**AVAILABLE DATA:**
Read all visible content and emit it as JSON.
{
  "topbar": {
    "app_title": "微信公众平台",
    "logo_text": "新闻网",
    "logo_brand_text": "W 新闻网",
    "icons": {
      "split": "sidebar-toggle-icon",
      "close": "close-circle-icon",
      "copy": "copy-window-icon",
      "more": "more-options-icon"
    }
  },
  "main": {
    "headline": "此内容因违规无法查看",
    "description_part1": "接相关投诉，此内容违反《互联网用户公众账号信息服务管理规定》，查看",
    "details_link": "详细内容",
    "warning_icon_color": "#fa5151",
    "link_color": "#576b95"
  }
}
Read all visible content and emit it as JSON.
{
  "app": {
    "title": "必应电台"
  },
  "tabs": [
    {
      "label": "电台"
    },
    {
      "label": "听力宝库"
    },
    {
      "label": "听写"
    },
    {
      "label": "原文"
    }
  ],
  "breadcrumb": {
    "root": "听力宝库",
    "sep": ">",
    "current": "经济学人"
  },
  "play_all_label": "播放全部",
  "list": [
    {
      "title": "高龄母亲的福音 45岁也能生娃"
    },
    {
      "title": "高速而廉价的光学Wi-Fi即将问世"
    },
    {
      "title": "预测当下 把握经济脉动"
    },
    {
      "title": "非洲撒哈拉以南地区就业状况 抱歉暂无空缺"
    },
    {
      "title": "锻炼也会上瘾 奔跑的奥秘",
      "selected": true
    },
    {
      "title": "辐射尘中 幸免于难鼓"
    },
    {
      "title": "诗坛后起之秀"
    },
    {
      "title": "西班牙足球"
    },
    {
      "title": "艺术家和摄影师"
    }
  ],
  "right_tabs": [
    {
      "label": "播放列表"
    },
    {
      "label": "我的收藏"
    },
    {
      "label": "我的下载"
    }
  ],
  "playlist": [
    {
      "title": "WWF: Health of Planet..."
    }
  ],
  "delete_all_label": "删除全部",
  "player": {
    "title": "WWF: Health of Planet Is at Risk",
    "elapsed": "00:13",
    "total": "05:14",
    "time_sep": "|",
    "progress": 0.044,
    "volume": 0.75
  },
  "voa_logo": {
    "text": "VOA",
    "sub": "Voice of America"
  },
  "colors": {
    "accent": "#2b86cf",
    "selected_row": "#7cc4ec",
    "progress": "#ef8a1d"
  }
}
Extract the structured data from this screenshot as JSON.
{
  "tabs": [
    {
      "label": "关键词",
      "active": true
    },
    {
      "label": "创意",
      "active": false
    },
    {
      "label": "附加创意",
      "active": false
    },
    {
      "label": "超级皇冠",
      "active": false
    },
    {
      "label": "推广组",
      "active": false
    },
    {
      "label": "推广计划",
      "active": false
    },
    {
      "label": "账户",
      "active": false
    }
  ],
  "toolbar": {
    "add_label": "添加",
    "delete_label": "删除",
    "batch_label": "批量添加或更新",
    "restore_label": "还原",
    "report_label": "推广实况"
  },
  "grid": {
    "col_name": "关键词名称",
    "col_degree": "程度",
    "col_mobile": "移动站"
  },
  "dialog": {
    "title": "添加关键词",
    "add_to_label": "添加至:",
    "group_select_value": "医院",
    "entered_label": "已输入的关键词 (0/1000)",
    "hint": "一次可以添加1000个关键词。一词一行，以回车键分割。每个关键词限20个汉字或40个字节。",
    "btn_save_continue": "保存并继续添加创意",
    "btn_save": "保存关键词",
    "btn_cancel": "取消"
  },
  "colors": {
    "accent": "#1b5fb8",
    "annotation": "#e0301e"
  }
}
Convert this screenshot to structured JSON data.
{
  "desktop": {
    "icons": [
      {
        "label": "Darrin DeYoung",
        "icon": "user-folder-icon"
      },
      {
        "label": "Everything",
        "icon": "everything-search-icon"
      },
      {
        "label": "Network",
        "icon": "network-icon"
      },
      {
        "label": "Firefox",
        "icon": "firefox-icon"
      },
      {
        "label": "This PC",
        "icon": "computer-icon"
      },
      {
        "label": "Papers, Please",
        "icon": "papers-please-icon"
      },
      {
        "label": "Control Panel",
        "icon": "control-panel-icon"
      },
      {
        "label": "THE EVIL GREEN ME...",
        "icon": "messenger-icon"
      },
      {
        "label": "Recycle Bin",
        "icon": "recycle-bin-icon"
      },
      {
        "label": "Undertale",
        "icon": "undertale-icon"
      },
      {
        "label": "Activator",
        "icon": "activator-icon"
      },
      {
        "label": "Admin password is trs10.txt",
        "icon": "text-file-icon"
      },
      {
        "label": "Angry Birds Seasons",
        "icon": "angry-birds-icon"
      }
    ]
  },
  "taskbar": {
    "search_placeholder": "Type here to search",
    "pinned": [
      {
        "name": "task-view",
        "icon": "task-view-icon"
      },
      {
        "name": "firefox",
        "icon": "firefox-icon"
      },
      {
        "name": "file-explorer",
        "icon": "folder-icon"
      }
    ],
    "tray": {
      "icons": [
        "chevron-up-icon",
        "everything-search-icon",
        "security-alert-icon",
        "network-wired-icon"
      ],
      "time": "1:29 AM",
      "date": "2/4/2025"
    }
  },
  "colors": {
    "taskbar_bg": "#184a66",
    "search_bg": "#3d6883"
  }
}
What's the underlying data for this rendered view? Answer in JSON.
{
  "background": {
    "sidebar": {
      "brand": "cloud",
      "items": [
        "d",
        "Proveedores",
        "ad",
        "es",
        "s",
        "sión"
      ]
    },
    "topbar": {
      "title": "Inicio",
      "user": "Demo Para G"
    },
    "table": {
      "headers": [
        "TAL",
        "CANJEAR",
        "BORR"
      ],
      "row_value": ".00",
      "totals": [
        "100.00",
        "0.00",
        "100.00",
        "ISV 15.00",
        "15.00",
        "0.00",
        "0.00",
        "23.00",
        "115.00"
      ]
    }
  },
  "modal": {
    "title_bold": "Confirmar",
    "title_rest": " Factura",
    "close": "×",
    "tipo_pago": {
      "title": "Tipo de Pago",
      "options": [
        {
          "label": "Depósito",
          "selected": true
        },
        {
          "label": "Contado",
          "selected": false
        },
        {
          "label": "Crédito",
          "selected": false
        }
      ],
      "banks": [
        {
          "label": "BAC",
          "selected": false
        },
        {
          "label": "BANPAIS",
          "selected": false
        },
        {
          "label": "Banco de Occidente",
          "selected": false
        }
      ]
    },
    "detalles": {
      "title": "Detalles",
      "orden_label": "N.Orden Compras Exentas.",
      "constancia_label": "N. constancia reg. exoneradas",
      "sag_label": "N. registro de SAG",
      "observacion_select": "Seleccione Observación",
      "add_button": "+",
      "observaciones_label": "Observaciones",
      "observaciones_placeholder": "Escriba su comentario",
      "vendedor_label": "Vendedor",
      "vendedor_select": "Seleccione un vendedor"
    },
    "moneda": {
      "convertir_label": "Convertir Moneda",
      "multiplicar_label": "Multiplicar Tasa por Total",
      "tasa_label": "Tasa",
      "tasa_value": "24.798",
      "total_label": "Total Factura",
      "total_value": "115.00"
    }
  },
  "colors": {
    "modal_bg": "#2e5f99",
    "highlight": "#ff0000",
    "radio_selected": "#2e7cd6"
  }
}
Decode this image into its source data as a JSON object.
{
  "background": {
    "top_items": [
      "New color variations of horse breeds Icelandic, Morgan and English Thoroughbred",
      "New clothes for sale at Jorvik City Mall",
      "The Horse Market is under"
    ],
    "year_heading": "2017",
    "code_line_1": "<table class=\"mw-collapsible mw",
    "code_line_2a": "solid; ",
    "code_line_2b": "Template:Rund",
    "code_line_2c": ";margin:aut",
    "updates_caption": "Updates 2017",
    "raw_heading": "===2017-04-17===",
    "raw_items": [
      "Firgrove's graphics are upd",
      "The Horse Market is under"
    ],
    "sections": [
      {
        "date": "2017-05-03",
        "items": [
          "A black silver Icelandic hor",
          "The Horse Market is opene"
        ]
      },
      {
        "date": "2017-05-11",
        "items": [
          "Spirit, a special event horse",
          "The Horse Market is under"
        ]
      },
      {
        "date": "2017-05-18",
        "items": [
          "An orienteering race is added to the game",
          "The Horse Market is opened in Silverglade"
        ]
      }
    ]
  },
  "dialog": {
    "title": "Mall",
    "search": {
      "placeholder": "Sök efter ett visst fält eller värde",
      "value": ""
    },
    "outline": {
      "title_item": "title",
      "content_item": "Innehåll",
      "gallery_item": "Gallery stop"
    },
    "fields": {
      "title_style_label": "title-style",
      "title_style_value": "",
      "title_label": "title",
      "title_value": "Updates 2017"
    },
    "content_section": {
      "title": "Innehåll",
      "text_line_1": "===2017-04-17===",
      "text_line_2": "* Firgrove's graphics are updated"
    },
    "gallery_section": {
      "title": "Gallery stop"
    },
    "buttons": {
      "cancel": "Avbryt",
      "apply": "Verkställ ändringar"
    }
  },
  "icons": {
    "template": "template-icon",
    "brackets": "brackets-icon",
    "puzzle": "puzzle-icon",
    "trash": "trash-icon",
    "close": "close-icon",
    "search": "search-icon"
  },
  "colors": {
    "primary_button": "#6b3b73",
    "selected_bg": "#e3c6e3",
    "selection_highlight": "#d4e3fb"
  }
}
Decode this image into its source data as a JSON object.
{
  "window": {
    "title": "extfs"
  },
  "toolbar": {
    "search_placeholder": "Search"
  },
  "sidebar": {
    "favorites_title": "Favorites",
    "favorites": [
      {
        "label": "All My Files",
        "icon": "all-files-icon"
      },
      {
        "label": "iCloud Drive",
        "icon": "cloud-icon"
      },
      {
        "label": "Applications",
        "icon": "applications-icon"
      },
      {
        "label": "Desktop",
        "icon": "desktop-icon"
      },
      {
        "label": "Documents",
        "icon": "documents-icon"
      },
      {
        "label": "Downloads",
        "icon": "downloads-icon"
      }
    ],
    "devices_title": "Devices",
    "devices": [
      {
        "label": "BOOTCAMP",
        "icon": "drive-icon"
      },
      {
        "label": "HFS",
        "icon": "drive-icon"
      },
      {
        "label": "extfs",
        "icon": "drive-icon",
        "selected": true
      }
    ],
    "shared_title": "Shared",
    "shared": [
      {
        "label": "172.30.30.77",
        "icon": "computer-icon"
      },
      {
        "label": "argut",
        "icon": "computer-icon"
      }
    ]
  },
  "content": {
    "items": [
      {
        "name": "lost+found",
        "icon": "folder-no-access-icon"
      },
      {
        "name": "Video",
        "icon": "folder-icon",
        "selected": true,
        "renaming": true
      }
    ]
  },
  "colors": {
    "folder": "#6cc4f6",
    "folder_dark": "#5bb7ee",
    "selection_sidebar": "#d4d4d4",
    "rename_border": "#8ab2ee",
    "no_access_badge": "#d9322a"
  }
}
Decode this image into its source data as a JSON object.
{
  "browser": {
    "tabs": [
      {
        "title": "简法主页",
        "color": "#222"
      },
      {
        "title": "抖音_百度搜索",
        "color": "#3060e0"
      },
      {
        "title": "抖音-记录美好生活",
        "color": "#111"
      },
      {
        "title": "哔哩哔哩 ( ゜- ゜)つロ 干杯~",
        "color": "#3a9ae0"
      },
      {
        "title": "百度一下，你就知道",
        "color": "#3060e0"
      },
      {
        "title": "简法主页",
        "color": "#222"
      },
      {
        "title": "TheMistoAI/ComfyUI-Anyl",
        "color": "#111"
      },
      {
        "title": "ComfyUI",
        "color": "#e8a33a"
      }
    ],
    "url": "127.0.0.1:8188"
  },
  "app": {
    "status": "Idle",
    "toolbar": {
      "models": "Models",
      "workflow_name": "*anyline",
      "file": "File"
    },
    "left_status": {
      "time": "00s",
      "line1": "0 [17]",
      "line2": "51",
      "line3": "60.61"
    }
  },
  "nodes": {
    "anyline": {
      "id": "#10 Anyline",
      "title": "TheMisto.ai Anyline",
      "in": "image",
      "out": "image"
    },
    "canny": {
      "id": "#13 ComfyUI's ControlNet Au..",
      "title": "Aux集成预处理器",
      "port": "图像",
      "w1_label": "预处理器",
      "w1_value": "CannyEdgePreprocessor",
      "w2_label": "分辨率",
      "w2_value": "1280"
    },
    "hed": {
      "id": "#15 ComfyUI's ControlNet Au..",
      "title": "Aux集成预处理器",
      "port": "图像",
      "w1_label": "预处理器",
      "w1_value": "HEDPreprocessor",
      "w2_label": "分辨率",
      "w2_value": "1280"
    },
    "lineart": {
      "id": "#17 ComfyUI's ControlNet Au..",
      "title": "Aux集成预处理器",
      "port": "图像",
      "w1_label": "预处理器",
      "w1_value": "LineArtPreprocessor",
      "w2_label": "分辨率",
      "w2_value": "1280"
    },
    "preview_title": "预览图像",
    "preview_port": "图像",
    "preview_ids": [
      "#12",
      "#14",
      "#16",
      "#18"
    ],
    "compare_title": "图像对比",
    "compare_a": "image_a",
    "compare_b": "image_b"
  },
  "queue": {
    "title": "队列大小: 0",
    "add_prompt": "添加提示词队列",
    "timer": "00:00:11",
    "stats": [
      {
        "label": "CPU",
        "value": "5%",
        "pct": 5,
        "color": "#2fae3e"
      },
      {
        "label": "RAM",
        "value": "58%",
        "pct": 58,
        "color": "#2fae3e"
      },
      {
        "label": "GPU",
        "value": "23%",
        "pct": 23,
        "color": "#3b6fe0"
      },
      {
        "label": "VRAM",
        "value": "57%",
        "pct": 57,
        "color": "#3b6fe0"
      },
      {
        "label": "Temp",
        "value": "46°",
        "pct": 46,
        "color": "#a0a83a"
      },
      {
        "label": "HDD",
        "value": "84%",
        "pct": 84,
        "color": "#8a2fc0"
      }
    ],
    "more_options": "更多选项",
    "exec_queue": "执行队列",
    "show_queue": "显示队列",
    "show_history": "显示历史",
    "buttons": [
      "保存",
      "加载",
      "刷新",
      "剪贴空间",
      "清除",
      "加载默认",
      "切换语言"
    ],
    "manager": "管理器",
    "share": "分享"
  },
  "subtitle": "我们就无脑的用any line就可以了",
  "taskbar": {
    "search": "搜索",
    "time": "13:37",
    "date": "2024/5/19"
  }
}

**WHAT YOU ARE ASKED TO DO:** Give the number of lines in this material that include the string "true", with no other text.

**THE COMPLETED TASK:** 6